What Am I? A Real-World Definition of Singer Voice Types
Updated: Dec 22, 2019
New students sometimes ask me to label their voices. They want me to tell them if they’re an alto or soprano, for instance. Being a dedicated CCM/Popular teacher, I’m reluctant to do that, for reasons I’ll explain. But sometimes somebody wants a singer to write down “what [they] are,” so it’s good to have a safe answer.
The terms alto, soprano, bass, and tenor are choral designations. And even in the setting of your choir or acapella group you may become a different voice type if your conductor is short on tenors. Those designations, in a decidedly more nuanced way, also apply to classical voice types. But none of my students sing classical music.
The whole “voice type” thing gets a little squishy in CCM/Popular.
Here’s the thing to remember about singers: they are essentially Bb instruments. Generalizations assume exceptions, and it’s generally true that vocal “breaks” (the point where the voice changes from one physiological behavior to another) fall between Bb and B, and between F and F#. All genders, all ages, all voice types. Interesting, right?
Fun fact: it’s very normal for guitar players in Nashville tune to down to Eb. The reason is because Nashville is a singer’s town, and the singer will sound better if the key you’re in doesn’t put him/her on his/her vocal breaks throughout the song.
In CCM it’s not about voice types. It’s about the key for particular song and how that works for an individual singer.
With that in mind, here is what you need to know about voice designations for CCM/Popular.
Soprano, or high female
Ariana Grande is one of these. I call these singers Disney Princess singers. (Not at all in a bad way. Love Disney.) Their sound is a head register mix. Their natural low notes are B or B♭ and high notes E or F. They tend to go to pure head tones at F♯ - and then are able to access more of their high range with relative ease. They can hit pitches down to G or even lower if they learn to access their pure chest register. Typically, though, they have to get the hang of smoothing out the inevitable “bump” that will happen when they sing lower than a B or B♭.
Alto, or low female
There are two versions of this singer: trained or naturally good, and untrained or inappropriately trained.
Trained or naturally good

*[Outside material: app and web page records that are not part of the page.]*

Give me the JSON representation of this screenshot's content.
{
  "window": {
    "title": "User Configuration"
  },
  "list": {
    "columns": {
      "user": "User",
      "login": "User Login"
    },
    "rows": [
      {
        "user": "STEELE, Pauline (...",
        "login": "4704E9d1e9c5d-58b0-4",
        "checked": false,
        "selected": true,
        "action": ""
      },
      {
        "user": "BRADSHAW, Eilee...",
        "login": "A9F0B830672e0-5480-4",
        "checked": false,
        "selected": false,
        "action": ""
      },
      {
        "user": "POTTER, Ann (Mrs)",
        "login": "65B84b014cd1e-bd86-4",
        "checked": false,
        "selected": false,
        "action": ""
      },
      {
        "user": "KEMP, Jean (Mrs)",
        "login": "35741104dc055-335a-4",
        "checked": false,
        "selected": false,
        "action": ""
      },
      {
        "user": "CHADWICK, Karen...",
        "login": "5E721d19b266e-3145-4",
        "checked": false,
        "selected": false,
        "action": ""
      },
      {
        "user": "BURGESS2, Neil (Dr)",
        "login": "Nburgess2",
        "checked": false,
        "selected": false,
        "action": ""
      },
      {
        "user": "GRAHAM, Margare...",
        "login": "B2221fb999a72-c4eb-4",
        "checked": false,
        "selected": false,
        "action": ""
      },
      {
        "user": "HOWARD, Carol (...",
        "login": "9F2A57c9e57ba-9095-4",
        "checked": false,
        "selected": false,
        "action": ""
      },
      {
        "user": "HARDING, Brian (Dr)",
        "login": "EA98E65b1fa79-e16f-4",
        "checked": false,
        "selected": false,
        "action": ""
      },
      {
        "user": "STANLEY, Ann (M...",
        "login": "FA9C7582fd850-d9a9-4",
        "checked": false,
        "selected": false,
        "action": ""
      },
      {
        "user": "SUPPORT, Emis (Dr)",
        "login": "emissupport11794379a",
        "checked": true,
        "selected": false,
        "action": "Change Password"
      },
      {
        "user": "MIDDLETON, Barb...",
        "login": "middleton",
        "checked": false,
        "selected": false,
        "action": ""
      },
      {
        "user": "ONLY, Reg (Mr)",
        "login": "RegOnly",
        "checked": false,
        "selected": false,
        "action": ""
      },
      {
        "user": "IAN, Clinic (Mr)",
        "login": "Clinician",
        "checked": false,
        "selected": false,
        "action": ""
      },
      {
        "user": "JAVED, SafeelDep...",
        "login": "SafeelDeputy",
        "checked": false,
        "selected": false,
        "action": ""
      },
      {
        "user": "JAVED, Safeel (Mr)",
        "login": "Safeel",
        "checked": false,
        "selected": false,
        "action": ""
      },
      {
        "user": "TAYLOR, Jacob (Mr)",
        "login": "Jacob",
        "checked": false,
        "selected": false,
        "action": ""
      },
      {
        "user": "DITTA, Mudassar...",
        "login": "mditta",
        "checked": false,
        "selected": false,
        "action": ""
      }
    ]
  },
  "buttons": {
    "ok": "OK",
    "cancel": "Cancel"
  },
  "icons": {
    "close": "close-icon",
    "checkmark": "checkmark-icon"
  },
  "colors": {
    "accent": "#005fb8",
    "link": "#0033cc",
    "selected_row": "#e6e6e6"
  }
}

This singer can sing two octaves from F# or G below middle C (G3) in a chest register or chest mix. Often this singer also has access to her head register to sing even higher but with the lighter, less complex timbre of the the head register.
Untrained or inappropriately trained
The singer who loves popular music and is comfortable with her chest register but who studies classically typically ends up as two singers in the same body; the original, untrained chest-register singer alongside the head-register-trained singer. This definition applies to both her and to the untrained singer, since neither singer has learned to blend the chest register high in a healthy way.
This singer can sing comfortably between G3 to C5. Most can sing slightly lower and/or higher than those pitches, but that range is safe. Higher than a D5 can’t be assumed. Even with a pro.
Tenor, or high male
For Tenors, the safe pop range is D3 to F4. An experienced or trained tenor can sing to an A4. A “money note” singer (the lead singer from Train, for instance, or Jon Bon Jovi) can sing to - or even past - C5. Tenors can often sing lower than the D or D♭ below middle C, but it typically becomes more difficult for them once they’re warmed up. D is safe.
Baritones, or low male
For Baritones, safe range is G♯2 to B♭3. An experienced or trained baritone, or a bass-baritone, can sing an E. “Money notes” are F♯-B♭. Like the lower voiced female, low-voice men tend not to lose their low notes as they warm up, but do gain more high notes.
There you go. If you want to have a designation for yourself for your own peace of mind, or to write on audition sheets, you can use this handy-dandy guide. The better strategy, though, is to find your key for any given song. That’s the way to truly sound fabulous, which is, of course, what it’s all about.